Traditional bricks n' mortar companies will get nowhere in the new economy unless they start out by spinning off their Internet business, a veteran of the online business world has warned.
Terry Jones, president and chief executive officer of online travel giant Travelocity.com, said during a visit to Australia last week that bricks n' mortar companies had to realise their traditional company structures would continue to be a significant handicap throughout their initial efforts to compete online.
"[Traditional companies] are competing against people who eat stock options for breakfast. They're not going to succeed with a typical corporate committee perspective," Jones warned, adding that once the new business had made an impact, companies should consider reintegrating the dotcom into the rest of the business.
Jones was in Australia to consider future partnering arrangements aimed at making Travelocity.com a substantial regional travel supplier, content provider and portal.
Spinning off its Internet-business into a separate dotcom has clearly worked well for The Sabre Group, which founded Travelocity.com in March 1996 on the back of 10 years of success in delivering online travel services via AOL and CompuServe.
Sabre put the new venture into a separate building with a new culture, a different operating team and a separate budget, with Jones reporting directly to Sabre's CEO - initiatives which, Jones said, were all vital to its current success.
Since then Travelocity.com has registered more than 17 million members. It has revenues of almost $US91 million and as at the end of 1999 it had sold $US1.2 billion worth of travel on the Web.
Jones conceded life is much harder for start-ups these days because the field is much more crowded; it's harder to have a unique idea, more expensive to partner with portals and much more difficult to deal with the financial markets, which are more selective than they were earlier on.
"On the other hand, if people still have a great idea that's new and different and really changes the way people shop and buy and provides a new level of convenience, they can still change the world," Jones said.
He said to succeed, brick n' mortar companies had to look at the world with open eyes and understand and build on their strengths, including their branch office networks, while figuring out how to be fast and nimble and inexpensive.

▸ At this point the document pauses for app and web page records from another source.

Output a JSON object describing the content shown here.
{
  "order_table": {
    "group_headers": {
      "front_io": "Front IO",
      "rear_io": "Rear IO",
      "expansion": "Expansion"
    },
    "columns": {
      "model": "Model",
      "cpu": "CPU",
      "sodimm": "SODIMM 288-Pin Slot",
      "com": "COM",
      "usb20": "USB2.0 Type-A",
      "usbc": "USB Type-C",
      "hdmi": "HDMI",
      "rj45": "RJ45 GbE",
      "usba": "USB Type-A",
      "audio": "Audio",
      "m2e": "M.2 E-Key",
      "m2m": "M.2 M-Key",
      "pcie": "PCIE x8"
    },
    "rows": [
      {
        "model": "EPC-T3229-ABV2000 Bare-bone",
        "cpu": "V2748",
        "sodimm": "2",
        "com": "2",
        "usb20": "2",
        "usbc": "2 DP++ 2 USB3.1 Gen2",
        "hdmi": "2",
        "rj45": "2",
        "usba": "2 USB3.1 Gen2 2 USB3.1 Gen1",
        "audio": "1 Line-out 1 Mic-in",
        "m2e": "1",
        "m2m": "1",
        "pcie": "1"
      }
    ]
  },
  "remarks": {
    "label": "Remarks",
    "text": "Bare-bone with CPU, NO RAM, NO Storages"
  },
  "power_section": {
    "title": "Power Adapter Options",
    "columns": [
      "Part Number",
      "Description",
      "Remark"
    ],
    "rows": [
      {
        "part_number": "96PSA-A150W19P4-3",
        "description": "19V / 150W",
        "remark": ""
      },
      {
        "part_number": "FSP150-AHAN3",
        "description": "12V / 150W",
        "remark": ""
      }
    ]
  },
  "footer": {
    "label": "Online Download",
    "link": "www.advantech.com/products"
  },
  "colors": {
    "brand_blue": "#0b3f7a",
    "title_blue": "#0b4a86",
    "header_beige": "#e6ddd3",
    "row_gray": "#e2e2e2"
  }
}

"Those are hard things to do, so I think the bricks n' mortar guys come with some strengths and some weaknesses, and there aren't many examples out there yet of bricks n' mortar guys who get it."
Jones said when Sabre decided to take its online reservation service to the Web, just then starting to be commercialised, it accepted the risk because it already had part of the required technological base.
What it didn't have was much of the expertise it needed to get its online business up and running. Jones said while Sabre already had strengths in running large transaction engines, the new company had to learn how to write rock-solid, scalable Unix code "particularly because we didn't have the historical background of steady growth and predictable models that you have generally in the mainframe world".
It built a strong crew of C+, C++ and TCL programmers and actively recruited people with database marketing skills.
"The Web is really a direct marketing medium, so building that skill base has been important to us," Jones said.
All up, getting the business running on the Web has required a substantial financial investment, particularly in marketing and customer services, closely followed by IT, Jones said. The company has just gone public in order to continue to finance its development.
"I think there are two things that have made us successful," Jones said. "One, we focused a lot on technological innovation. We consider our competitor in the business to be the telephone, [used by] people who do things the old way.
"So we've tried to give the consumer value from things they couldn't do in the old' world [like] we page people when their flight is late, or we send them an e-mail when the route that they're watching goes on sale, so that they can come in and book before it's gone."
Travelocity.com has also focused hard on customer service. Jones said many consumers who were happy to book over the Web still needed to know there was a human being available to call if they wanted to. And finally, it has put a lot of resources into developing its database marketing skills.
"That's because more and more we look at ourselves as an online marketer, that can really provide targeted advertising and marketing for our suppliers," Jones said. "With 6.6 million visitors a month, we're several times larger than the biggest travel magazine, and we can provide to an advertiser someone who is absolutely going to Sydney next week; a magazine can't do that."